Look at your URLs. Can you understand what they are about (i..e mydailybusinesscoach.com/5-things-to-add-to-your-marketing vs. mydailybusinesscoach.com/5/2017/blog/marketing/article-17)? If you can figure them out then so can search engines. (And vice versa!) Remember, Google advises you use hyphens over underscores (i.e. fiona-killackey not fiona_killackey) when naming URLs and capitalisation should never feature.
3. Optimise for mobile
Consider next if your site is optimised for mobile. Since more than 50% of searches now happen on a mobile, search engines look to incorporate mobile optimised sites in organic search results first. Talk to your web developer about how you can become mobile optimised, if not already.
4. Check your backlinks
Next, understand which backlinks you currently have pointing toward you (i.e. sites that link to your site). You can do this using a backlink checker. This may give you some sense of who is directing traffic your way and if most of it is going to a specific landing page/category on your site. If you notice themes (i.e. most of your top links are coming from Pinterest) look at how to exploit exposure (i.e. adding more search terms to your Pins or suggesting people "pin" content from your site).
5. Focus on keywords
You then want to look at the top search terms your audience uses and incorporate these (naturally!!) into your content. You can use Google's free Keyword Planner or Keyword Tool to find commonly searched terms and those trending, and UberSuggest, which helps you look at which sites currently rank for those search terms as well as a nifty word cloud to see the most common related words in search queries (such as 'credit card' + 'limit').
Sites like Buzzsumo will show you what the most popular titles are for articles which may give you ideas for your own headings (which in turn, help search).
Even look at the predictive text Google uses when you start typing in an example search query. This will help direct which words you look for and how you may use these words in your site's content.
Remember, it's about what your audience calls things, not what your brand does. (When I was heading up Kitchen & Home at Amazon UK, one of the lessons learned was people were searching for "rugs" when we were using the term "carpets". Simply being aware of that and making changes to title tags, navigation and metadata helped increase traffic and conversion.).
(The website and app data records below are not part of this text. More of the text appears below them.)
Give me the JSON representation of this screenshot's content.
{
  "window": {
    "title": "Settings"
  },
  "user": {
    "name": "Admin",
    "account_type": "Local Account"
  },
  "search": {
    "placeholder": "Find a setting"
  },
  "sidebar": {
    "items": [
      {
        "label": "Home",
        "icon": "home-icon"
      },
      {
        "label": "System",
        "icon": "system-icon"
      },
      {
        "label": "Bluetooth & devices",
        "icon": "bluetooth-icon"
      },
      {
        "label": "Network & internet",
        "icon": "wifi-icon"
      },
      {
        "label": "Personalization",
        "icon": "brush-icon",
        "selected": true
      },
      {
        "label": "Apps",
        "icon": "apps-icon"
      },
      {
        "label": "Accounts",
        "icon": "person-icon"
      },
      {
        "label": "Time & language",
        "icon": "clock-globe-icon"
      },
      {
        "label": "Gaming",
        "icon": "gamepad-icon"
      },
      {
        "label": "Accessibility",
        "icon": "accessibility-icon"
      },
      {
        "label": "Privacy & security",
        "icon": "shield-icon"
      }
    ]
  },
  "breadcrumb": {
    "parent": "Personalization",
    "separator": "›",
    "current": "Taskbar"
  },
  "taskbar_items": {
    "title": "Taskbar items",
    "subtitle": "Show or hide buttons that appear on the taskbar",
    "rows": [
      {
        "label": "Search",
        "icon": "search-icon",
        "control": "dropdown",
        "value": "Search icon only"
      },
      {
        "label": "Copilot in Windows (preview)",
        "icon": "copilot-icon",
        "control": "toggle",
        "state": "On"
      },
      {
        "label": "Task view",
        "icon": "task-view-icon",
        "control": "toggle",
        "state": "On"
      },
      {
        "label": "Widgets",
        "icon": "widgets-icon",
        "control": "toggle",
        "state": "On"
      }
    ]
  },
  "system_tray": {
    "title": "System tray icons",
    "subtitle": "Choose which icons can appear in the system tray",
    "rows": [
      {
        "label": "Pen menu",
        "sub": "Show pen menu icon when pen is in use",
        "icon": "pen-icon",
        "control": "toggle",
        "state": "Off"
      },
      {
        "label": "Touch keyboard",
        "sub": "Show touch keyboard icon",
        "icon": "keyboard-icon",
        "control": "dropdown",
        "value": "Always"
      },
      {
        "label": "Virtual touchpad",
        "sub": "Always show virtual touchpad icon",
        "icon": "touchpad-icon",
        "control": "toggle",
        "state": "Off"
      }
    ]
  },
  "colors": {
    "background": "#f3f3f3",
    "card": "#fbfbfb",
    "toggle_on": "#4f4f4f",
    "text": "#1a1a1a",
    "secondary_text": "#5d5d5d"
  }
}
Now you know a little more about what SEO is and have five tactics for amending things yourself. If you're still keen on hiring an SEO expert make sure you're able to provide them with the answers to the five questions below. This will ensure both parties are aware of the objectives and metrics for success.
Do I want help with on-page SEO, off-page SEO or both?
What's my budget and what do I expect in return (i.e. weekly reports, training on Google Analytics, a site audit, overall strategy or monthly tactics etc.)?
What's the main objective (i.e., traffic, awareness) and how will I measure this at the end of 30, 60 and 90 days?
What have I done myself / in-house / with a PR or Content agency to improve SEO and how have I measured if that's worked or not?
Do I know how well my site ranks today for my key search terms?
Phew! We got there!
SEO is important for any business, including yours. Understanding what it is, why you need it and how you'll utilise it is essential before splashing out cash on an expert. I hope this snippet gives you a little more confidence when delving into SEO for your small business.
If SEO is something you wish to focus on in 2019, make sure you’re on this email list to be the first to know about our upcoming online Marketing course.